- _The task_
Every entry below should be repeated exactly; the pictures should not.

- _Saved data entries_
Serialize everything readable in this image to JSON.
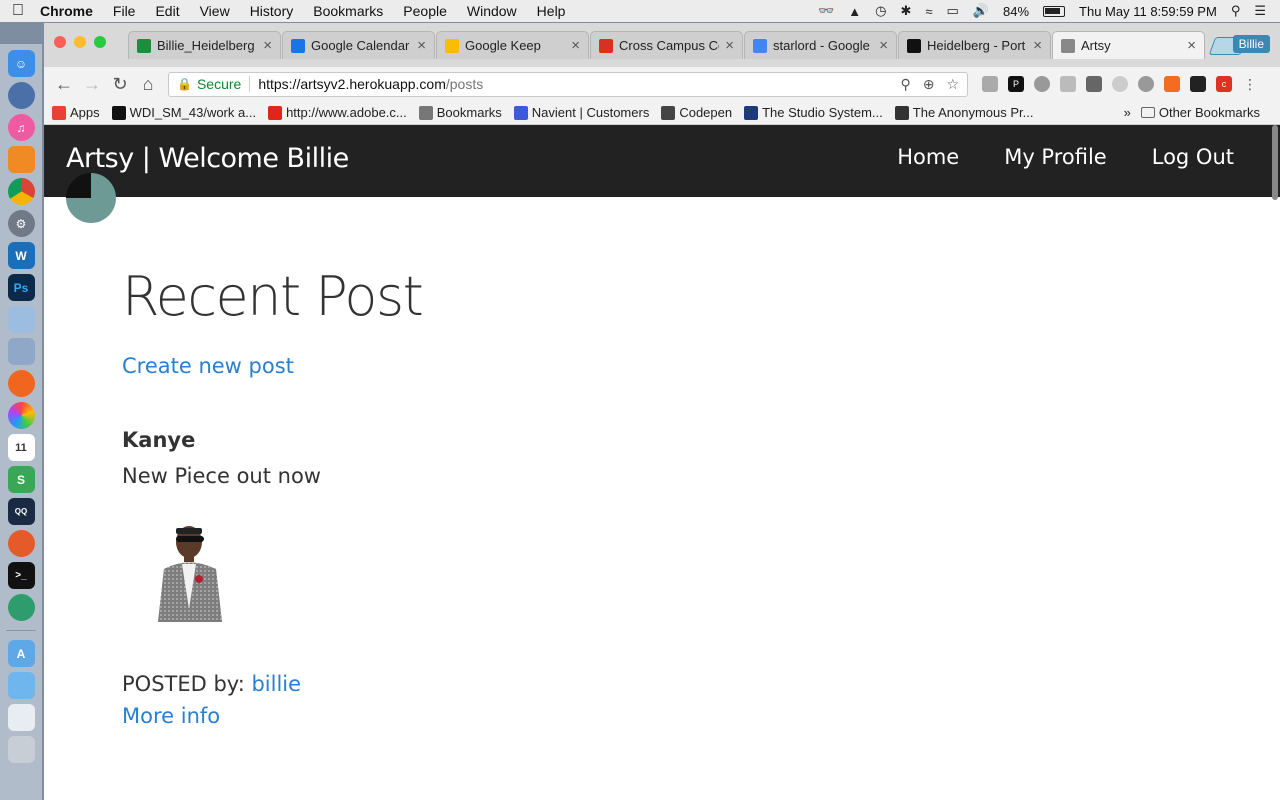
{
  "menubar": {
    "app": "Chrome",
    "items": [
      "File",
      "Edit",
      "View",
      "History",
      "Bookmarks",
      "People",
      "Window",
      "Help"
    ],
    "battery": "84%",
    "datetime": "Thu May 11  8:59:59 PM"
  },
  "browser": {
    "profile": "Billie",
    "tabs": [
      {
        "title": "Billie_Heidelberg",
        "favicon_color": "#1e8e3e",
        "favicon": "sheets-icon"
      },
      {
        "title": "Google Calendar",
        "favicon_color": "#1a73e8",
        "favicon": "calendar-icon"
      },
      {
        "title": "Google Keep",
        "favicon_color": "#fbbc04",
        "favicon": "keep-icon"
      },
      {
        "title": "Cross Campus Co",
        "favicon_color": "#d93025",
        "favicon": "gmail-icon"
      },
      {
        "title": "starlord - Google",
        "favicon_color": "#4285f4",
        "favicon": "google-icon"
      },
      {
        "title": "Heidelberg - Port",
        "favicon_color": "#111111",
        "favicon": "portfolio-icon"
      },
      {
        "title": "Artsy",
        "favicon_color": "#888888",
        "favicon": "page-icon"
      }
    ],
    "omnibox": {
      "secure_label": "Secure",
      "url_host": "https://artsyv2.herokuapp.com",
      "url_path": "/posts"
    },
    "bookmarks": [
      {
        "label": "Apps",
        "icon": "apps-grid-icon",
        "color": "#e94235"
      },
      {
        "label": "WDI_SM_43/work a...",
        "icon": "github-icon",
        "color": "#111111"
      },
      {
        "label": "http://www.adobe.c...",
        "icon": "adobe-icon",
        "color": "#e1251b"
      },
      {
        "label": "Bookmarks",
        "icon": "star-icon",
        "color": "#777777"
      },
      {
        "label": "Navient | Customers",
        "icon": "navient-icon",
        "color": "#3b5bdb"
      },
      {
        "label": "Codepen",
        "icon": "codepen-icon",
        "color": "#444444"
      },
      {
        "label": "The Studio System...",
        "icon": "studio-icon",
        "color": "#1d3b7a"
      },
      {
        "label": "The Anonymous Pr...",
        "icon": "anonymous-icon",
        "color": "#333333"
      }
    ],
    "other_bookmarks": "Other Bookmarks"
  },
  "site": {
    "brand": "Artsy | Welcome Billie",
    "nav": [
      "Home",
      "My Profile",
      "Log Out"
    ],
    "heading": "Recent Post",
    "create_link": "Create new post",
    "post": {
      "title": "Kanye",
      "body": "New Piece out now",
      "posted_prefix": "POSTED by:",
      "author": "billie",
      "more_link": "More info"
    }
  }
}
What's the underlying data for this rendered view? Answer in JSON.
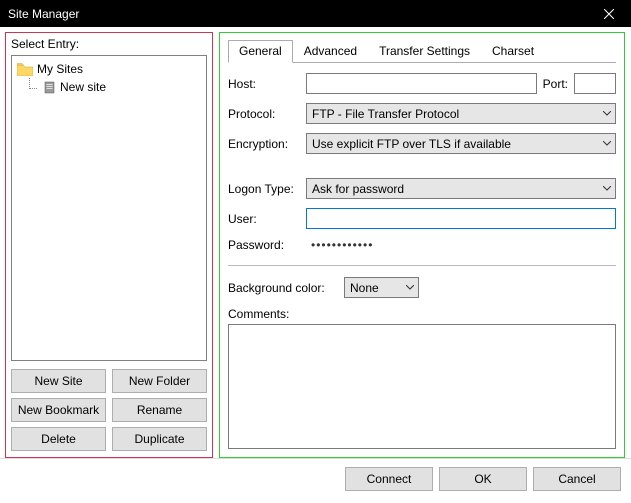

- _Answer for the task_
Serialize everything readable in this image to JSON.
{
  "menubar": {
    "app": "Chrome",
    "items": [
      "File",
      "Edit",
      "View",
      "History",
      "Bookmarks",
      "People",
      "Window",
      "Help"
    ],
    "battery": "84%",
    "datetime": "Thu May 11  8:59:59 PM"
  },
  "browser": {
    "profile": "Billie",
    "tabs": [
      {
        "title": "Billie_Heidelberg",
        "favicon_color": "#1e8e3e",
        "favicon": "sheets-icon"
      },
      {
        "title": "Google Calendar",
        "favicon_color": "#1a73e8",
        "favicon": "calendar-icon"
      },
      {
        "title": "Google Keep",
        "favicon_color": "#fbbc04",
        "favicon": "keep-icon"
      },
      {
        "title": "Cross Campus Co",
        "favicon_color": "#d93025",
        "favicon": "gmail-icon"
      },
      {
        "title": "starlord - Google",
        "favicon_color": "#4285f4",
        "favicon": "google-icon"
      },
      {
        "title": "Heidelberg - Port",
        "favicon_color": "#111111",
        "favicon": "portfolio-icon"
      },
      {
        "title": "Artsy",
        "favicon_color": "#888888",
        "favicon": "page-icon"
      }
    ],
    "omnibox": {
      "secure_label": "Secure",
      "url_host": "https://artsyv2.herokuapp.com",
      "url_path": "/posts"
    },
    "bookmarks": [
      {
        "label": "Apps",
        "icon": "apps-grid-icon",
        "color": "#e94235"
      },
      {
        "label": "WDI_SM_43/work a...",
        "icon": "github-icon",
        "color": "#111111"
      },
      {
        "label": "http://www.adobe.c...",
        "icon": "adobe-icon",
        "color": "#e1251b"
      },
      {
        "label": "Bookmarks",
        "icon": "star-icon",
        "color": "#777777"
      },
      {
        "label": "Navient | Customers",
        "icon": "navient-icon",
        "color": "#3b5bdb"
      },
      {
        "label": "Codepen",
        "icon": "codepen-icon",
        "color": "#444444"
      },
      {
        "label": "The Studio System...",
        "icon": "studio-icon",
        "color": "#1d3b7a"
      },
      {
        "label": "The Anonymous Pr...",
        "icon": "anonymous-icon",
        "color": "#333333"
      }
    ],
    "other_bookmarks": "Other Bookmarks"
  },
  "site": {
    "brand": "Artsy | Welcome Billie",
    "nav": [
      "Home",
      "My Profile",
      "Log Out"
    ],
    "heading": "Recent Post",
    "create_link": "Create new post",
    "post": {
      "title": "Kanye",
      "body": "New Piece out now",
      "posted_prefix": "POSTED by:",
      "author": "billie",
      "more_link": "More info"
    }
  }
}
What's the underlying data for this rendered view? Answer in JSON.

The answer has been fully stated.